It comes after Harry and Meghan launched an attack on the UK’s newspapers in a dedicated media section on their new website Sussexroyal.com.
The couple, who said they will be adopting a “revised media approach” from the spring, criticised Britain’s royal correspondents and said they would no longer participate in the “royal rota” system which has been used by Buckingham Palace for decades.
Harry referenced the media again during a speech at a private event for his charity Sentebale on Sunday night, where he said: “I was born into this life, and it is a great honour to serve my country and the Queen.
“When I lost my mum 23 years ago, you took me under your wing.
“You’ve looked out for me for so long, but the media is a powerful force, and my hope is one day our collective support for each other can be more powerful because this is so much bigger than just us.
“It has been our privilege to serve you, and we will continue to lead a life of service.”
Harry has had a complicated and difficult relationship with the press through the years.
His dislike of the media has seemingly intensified since the birth of son Archie Mountbatten-Windsor last year.
Harry grew up fully aware of the impact of the media intrusion on the daily life of his mother Diana, Princess of Wales.
He was only 12 when the princess was killed in a crash after her car, driven at speed by a drunk chauffeur, was chased through the streets of Paris by the paparazzi.
Soon after he began dating Meghan, Harry attacked the media over its “abuse and harassment” of his girlfriend, with Kensington Palace warning on his behalf: “This is not a game – it is her life.”
In October 2019, the Sussexes overshadowed the end of their official tour to Africa by each bringing separate legal actions against parts of the press, with Meghan suing the Mail On Sunday over an alleged breach of privacy when it published a private letter between her and her estranged father.
The Mail On Sunday said it stands by its story and will be defending the case vigorously.
Harry later filed his own proceedings at the High Court against News Group Newspapers, which owns The Sun and the now defunct News Of The World, and Reach plc, which owns the Daily Mirror, in relation to the alleged illegal interception of voicemail messages.
Along with the legal action, Harry released a scathing attack on the tabloid press, in which he heavily criticised certain sections of the media for conducting what he called a “ruthless campaign” against his wife.
In the ITV television documentary following the tour, Harry said he was determined to protect his family.
Meghan admitted to feeling vulnerable, and spoke of the pressures of royal life amid intense tabloid interest.
“When I first met my now-husband my friends were really happy because I was so happy, but my British friends said to me, ‘I’m sure he’s great but you shouldn’t do it because the British tabloids will destroy your life’,” she said.
She added: “I think I really tried to adopt this British sensibility of a stiff upper lip.
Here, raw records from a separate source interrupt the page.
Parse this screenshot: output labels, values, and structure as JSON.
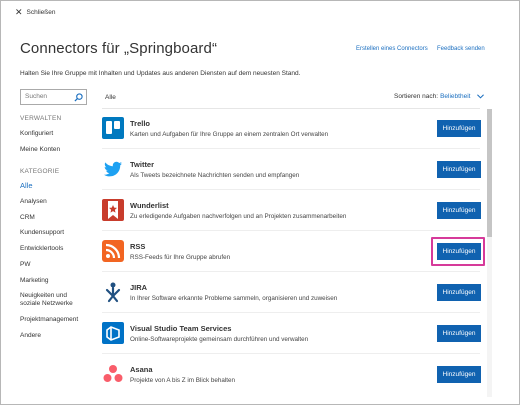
{
  "header": {
    "close_label": "Schließen",
    "title": "Connectors für „Springboard“",
    "link_create": "Erstellen eines Connectors",
    "link_feedback": "Feedback senden",
    "description": "Halten Sie Ihre Gruppe mit Inhalten und Updates aus anderen Diensten auf dem neuesten Stand."
  },
  "search": {
    "placeholder": "Suchen"
  },
  "sidebar": {
    "section_manage": "VERWALTEN",
    "manage_items": [
      {
        "label": "Konfiguriert"
      },
      {
        "label": "Meine Konten"
      }
    ],
    "section_category": "KATEGORIE",
    "category_items": [
      {
        "label": "Alle",
        "active": true
      },
      {
        "label": "Analysen"
      },
      {
        "label": "CRM"
      },
      {
        "label": "Kundensupport"
      },
      {
        "label": "Entwicklertools"
      },
      {
        "label": "PW"
      },
      {
        "label": "Marketing"
      },
      {
        "label": "Neuigkeiten und\nsoziale Netzwerke"
      },
      {
        "label": "Projektmanagement"
      },
      {
        "label": "Andere"
      }
    ]
  },
  "list": {
    "filter_label": "Alle",
    "sort_prefix": "Sortieren nach:",
    "sort_value": "Beliebtheit",
    "add_label": "Hinzufügen",
    "connectors": [
      {
        "name": "Trello",
        "description": "Karten und Aufgaben für Ihre Gruppe an einem zentralen Ort verwalten",
        "icon": "trello-icon",
        "color": "#0079bf"
      },
      {
        "name": "Twitter",
        "description": "Als Tweets bezeichnete Nachrichten senden und empfangen",
        "icon": "twitter-icon",
        "color": "#1da1f2"
      },
      {
        "name": "Wunderlist",
        "description": "Zu erledigende Aufgaben nachverfolgen und an Projekten zusammenarbeiten",
        "icon": "wunderlist-icon",
        "color": "#c83c2c"
      },
      {
        "name": "RSS",
        "description": "RSS-Feeds für Ihre Gruppe abrufen",
        "icon": "rss-icon",
        "color": "#f26522",
        "highlighted": true
      },
      {
        "name": "JIRA",
        "description": "In Ihrer Software erkannte Probleme sammeln, organisieren und zuweisen",
        "icon": "jira-icon",
        "color": "#205081"
      },
      {
        "name": "Visual Studio Team Services",
        "description": "Online-Softwareprojekte gemeinsam durchführen und verwalten",
        "icon": "vsts-icon",
        "color": "#0072c6"
      },
      {
        "name": "Asana",
        "description": "Projekte von A bis Z im Blick behalten",
        "icon": "asana-icon",
        "color": "#f95d6a"
      }
    ]
  },
  "colors": {
    "accent": "#1062b0",
    "link": "#1b6fc0",
    "highlight": "#d63a9a"
  }
}
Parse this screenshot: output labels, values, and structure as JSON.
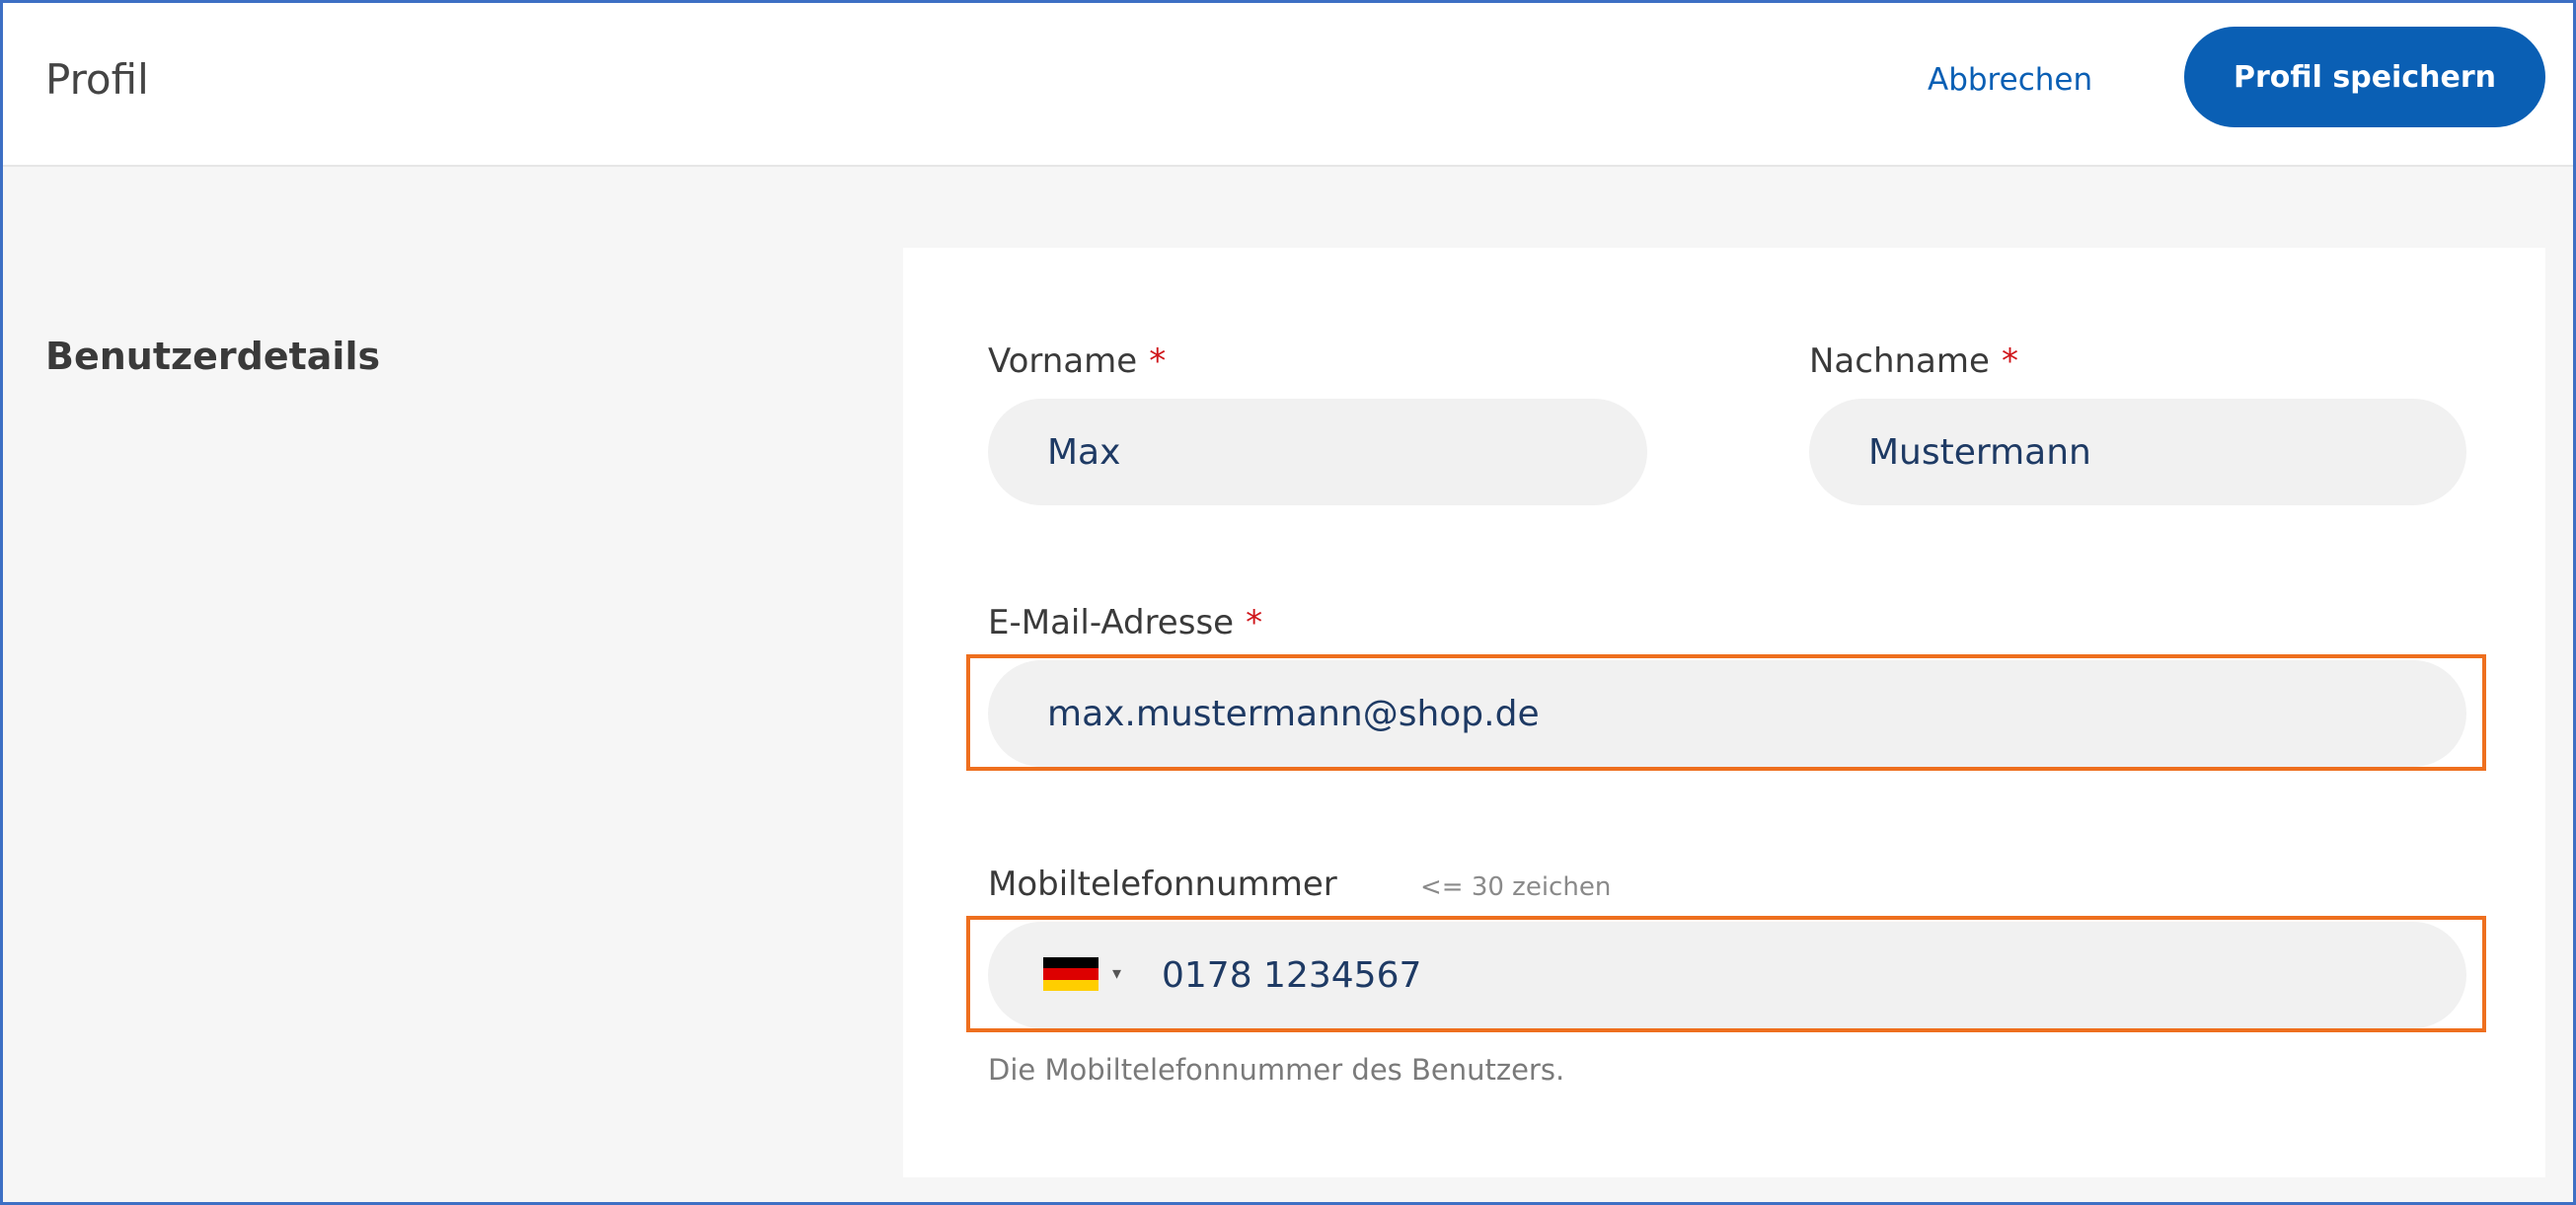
{
  "header": {
    "title": "Profil",
    "cancel_label": "Abbrechen",
    "save_label": "Profil speichern"
  },
  "section": {
    "title": "Benutzerdetails"
  },
  "form": {
    "required_marker": "*",
    "first_name": {
      "label": "Vorname",
      "value": "Max"
    },
    "last_name": {
      "label": "Nachname",
      "value": "Mustermann"
    },
    "email": {
      "label": "E-Mail-Adresse",
      "value": "max.mustermann@shop.de"
    },
    "mobile": {
      "label": "Mobiltelefonnummer",
      "hint": "<= 30 zeichen",
      "country_icon": "germany-flag-icon",
      "value": "0178 1234567",
      "helper": "Die Mobiltelefonnummer des Benutzers."
    }
  },
  "colors": {
    "primary": "#0a5fb4",
    "required": "#d0161b",
    "highlight": "#ee6f1e",
    "field_bg": "#f1f1f1",
    "page_bg": "#f6f6f6"
  }
}
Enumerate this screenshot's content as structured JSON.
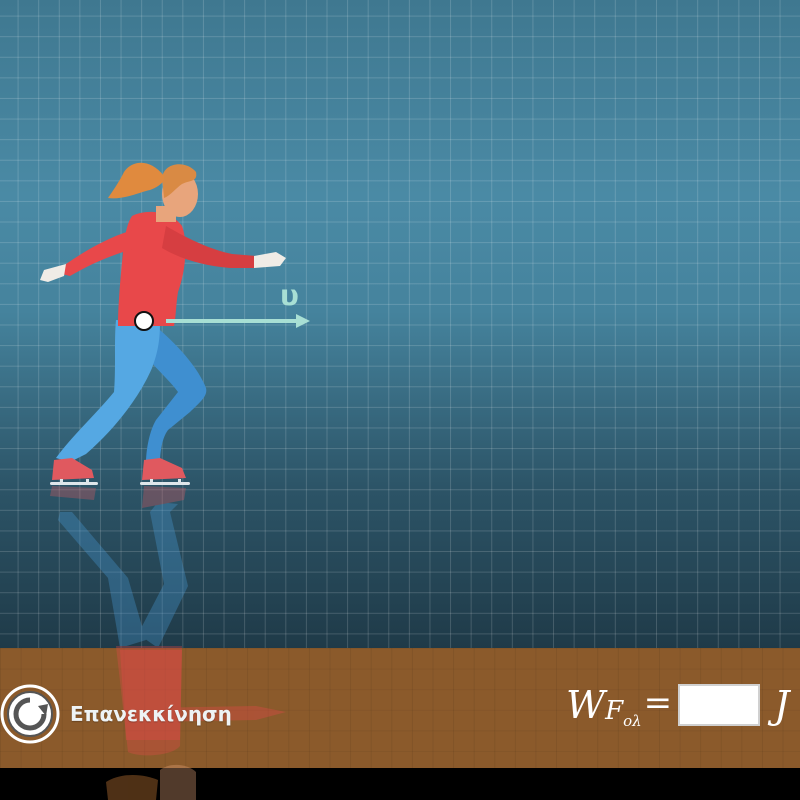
{
  "controls": {
    "restart_label": "Επανεκκίνηση"
  },
  "vector": {
    "label": "υ"
  },
  "formula": {
    "work_symbol": "W",
    "force_symbol": "F",
    "subscript": "ολ",
    "equals": "=",
    "answer_value": "",
    "unit": "J"
  },
  "colors": {
    "sky_top": "#3f7890",
    "floor": "#8b5a2b",
    "velocity_arrow": "#a8dfd4",
    "shirt": "#e8484a",
    "pants": "#4b9fdc",
    "hair": "#d98a44",
    "skin": "#e8a57c",
    "skate": "#e0595f"
  },
  "icons": {
    "restart": "restart-icon",
    "velocity": "velocity-arrow"
  }
}
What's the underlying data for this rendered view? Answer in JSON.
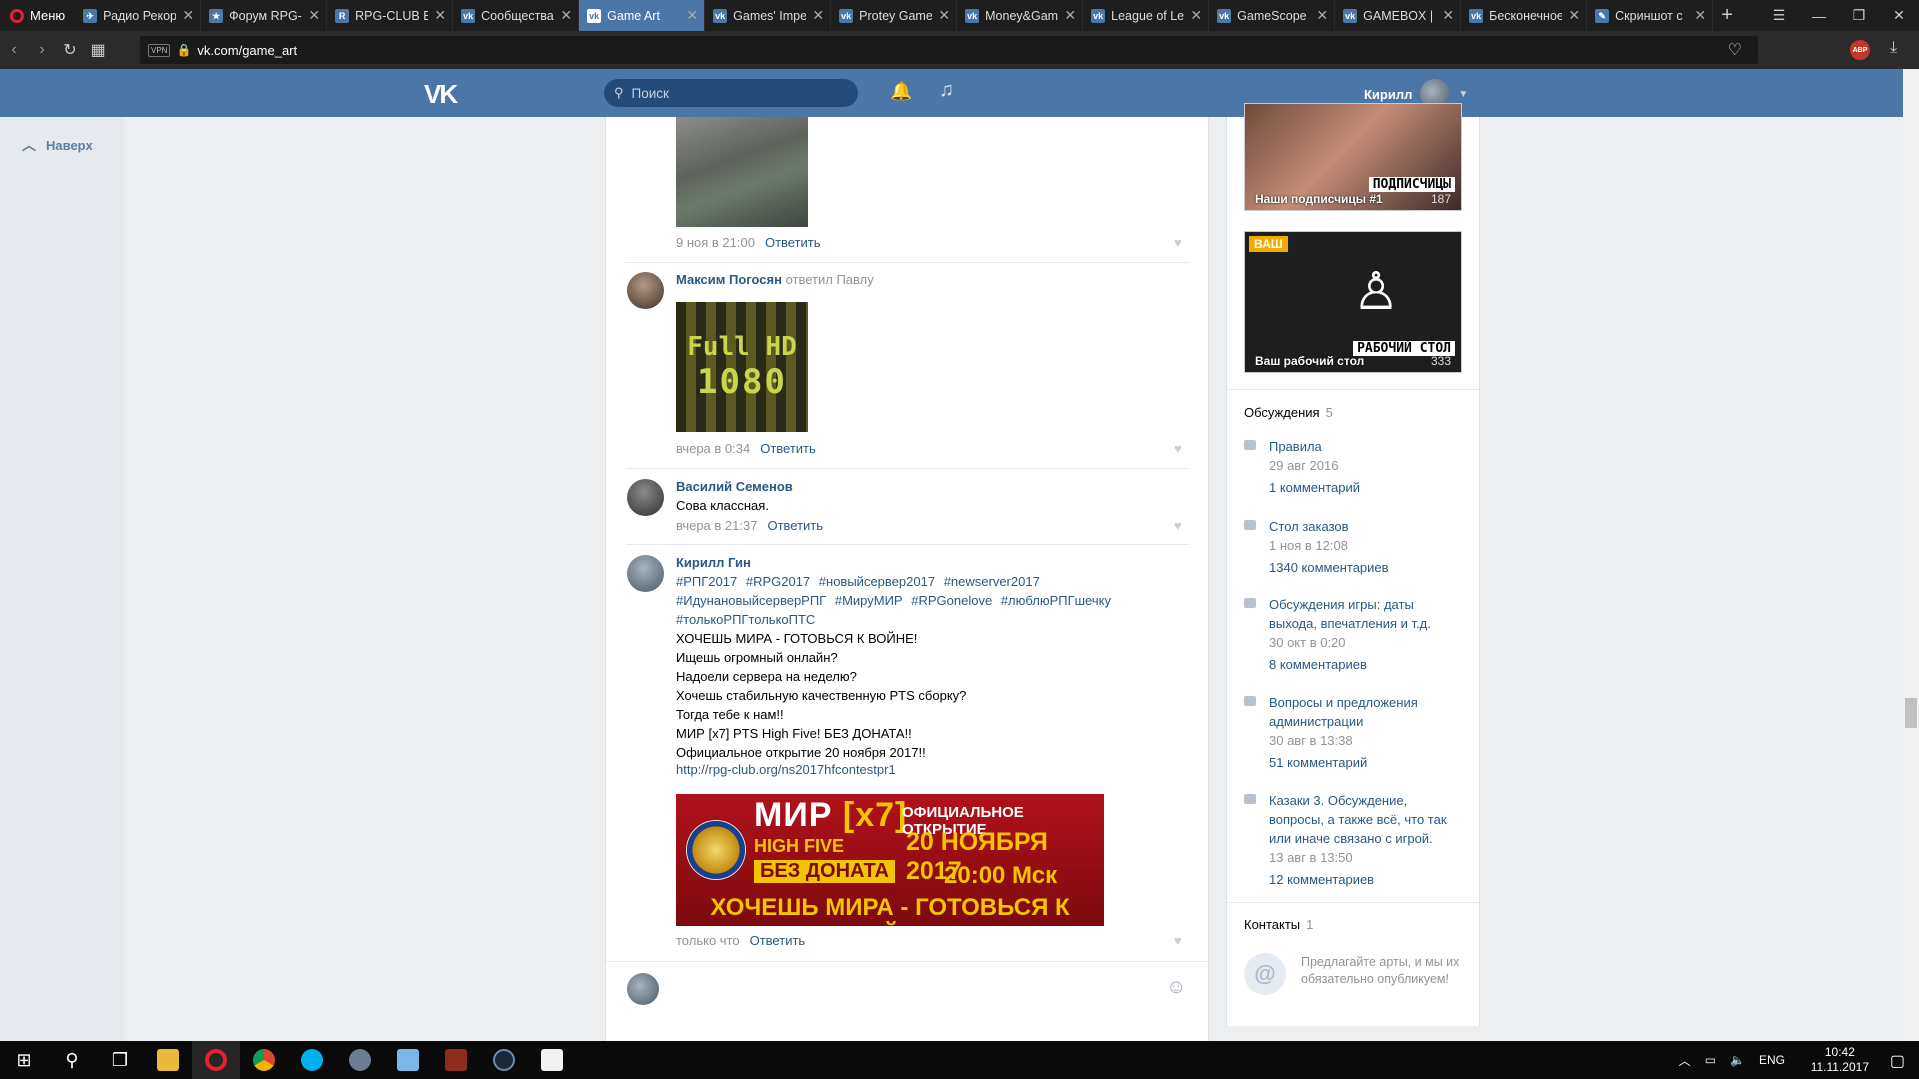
{
  "browser": {
    "menu_label": "Меню",
    "tabs": [
      {
        "label": "Радио Рекорд",
        "fav": "✈"
      },
      {
        "label": "Форум RPG-Club",
        "fav": "★"
      },
      {
        "label": "RPG-CLUB Ev",
        "fav": "R"
      },
      {
        "label": "Сообщества",
        "fav": "vk"
      },
      {
        "label": "Game Art",
        "fav": "vk"
      },
      {
        "label": "Games' Imperium",
        "fav": "vk"
      },
      {
        "label": "Protey Games",
        "fav": "vk"
      },
      {
        "label": "Money&Games",
        "fav": "vk"
      },
      {
        "label": "League of Legends",
        "fav": "vk"
      },
      {
        "label": "GameScope",
        "fav": "vk"
      },
      {
        "label": "GAMEBOX | I",
        "fav": "vk"
      },
      {
        "label": "Бесконечное",
        "fav": "vk"
      },
      {
        "label": "Скриншот с",
        "fav": "✎"
      }
    ],
    "active_tab_index": 4,
    "new_tab_label": "+",
    "vpn_label": "VPN",
    "url": "vk.com/game_art",
    "abp_label": "ABP",
    "abp_count": "2"
  },
  "vk": {
    "search_placeholder": "Поиск",
    "user_name": "Кирилл",
    "back_to_top": "Наверх"
  },
  "comments": [
    {
      "meta_time": "9 ноя в 21:00",
      "reply": "Ответить"
    },
    {
      "author": "Максим Погосян",
      "answered": "ответил Павлу",
      "image_text": [
        "Full HD",
        "1080"
      ],
      "meta_time": "вчера в 0:34",
      "reply": "Ответить"
    },
    {
      "author": "Василий Семенов",
      "text": "Сова классная.",
      "meta_time": "вчера в 21:37",
      "reply": "Ответить"
    },
    {
      "author": "Кирилл Гин",
      "hashtags": [
        "#РПГ2017",
        "#RPG2017",
        "#новыйсервер2017",
        "#newserver2017",
        "#ИдунановыйсерверРПГ",
        "#МируМИР",
        "#RPGonelove",
        "#люблюРПГшечку",
        "#толькоРПГтолькоПТС"
      ],
      "lines": [
        "ХОЧЕШЬ МИРА - ГОТОВЬСЯ К ВОЙНЕ!",
        "Ищешь огромный онлайн?",
        "Надоели сервера на неделю?",
        "Хочешь стабильную качественную PTS сборку?",
        "Тогда тебе к нам!!",
        "МИР [x7] PTS High Five! БЕЗ ДОНАТА!!",
        "Официальное открытие 20 ноября 2017!!"
      ],
      "link": "http://rpg-club.org/ns2017hfcontestpr1",
      "banner": {
        "mir": "МИР",
        "x7": "[x7]",
        "high_five": "HIGH FIVE",
        "no_donate": "БЕЗ ДОНАТА",
        "opening": "ОФИЦИАЛЬНОЕ ОТКРЫТИЕ",
        "date": "20 НОЯБРЯ 2017",
        "time": "20:00 Мск",
        "war": "ХОЧЕШЬ МИРА - ГОТОВЬСЯ К ВОЙНЕ"
      },
      "meta_time": "только что",
      "reply": "Ответить"
    }
  ],
  "sidebar": {
    "albums": [
      {
        "title": "Наши подписчицы #1",
        "count": "187",
        "stamp": "ПОДПИСЧИЦЫ"
      },
      {
        "title": "Ваш рабочий стол",
        "count": "333",
        "stamp": "РАБОЧИЙ СТОЛ",
        "badge": "ВАШ"
      }
    ],
    "discussions_label": "Обсуждения",
    "discussions_count": "5",
    "topics": [
      {
        "title": "Правила",
        "date": "29 авг 2016",
        "count": "1 комментарий"
      },
      {
        "title": "Стол заказов",
        "date": "1 ноя в 12:08",
        "count": "1340 комментариев"
      },
      {
        "title": "Обсуждения игры: даты выхода, впечатления и т.д.",
        "date": "30 окт в 0:20",
        "count": "8 комментариев"
      },
      {
        "title": "Вопросы и предложения администрации",
        "date": "30 авг в 13:38",
        "count": "51 комментарий"
      },
      {
        "title": "Казаки 3. Обсуждение, вопросы, а также всё, что так или иначе связано с игрой.",
        "date": "13 авг в 13:50",
        "count": "12 комментариев"
      }
    ],
    "contacts_label": "Контакты",
    "contacts_count": "1",
    "contacts_text": "Предлагайте арты, и мы их обязательно опубликуем!"
  },
  "taskbar": {
    "lang": "ENG",
    "time": "10:42",
    "date": "11.11.2017"
  }
}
“I tried, I really tried, but I think what that does internally is probably really damaging, and the biggest thing that I know is that I never thought this would be easy but I thought it would be fair, and that is the part that is hard to reconcile but (I) just take each day as it comes.”
On their website, the Sussexes said their new media approach would involve focusing on social media, “credible outlets”, specialist media, grassroots media organisations and young, up-and-coming journalists.
The website said it was a misconception that Britain’s royal correspondents were credible sources on the royal family, and accused them of frequent misreporting.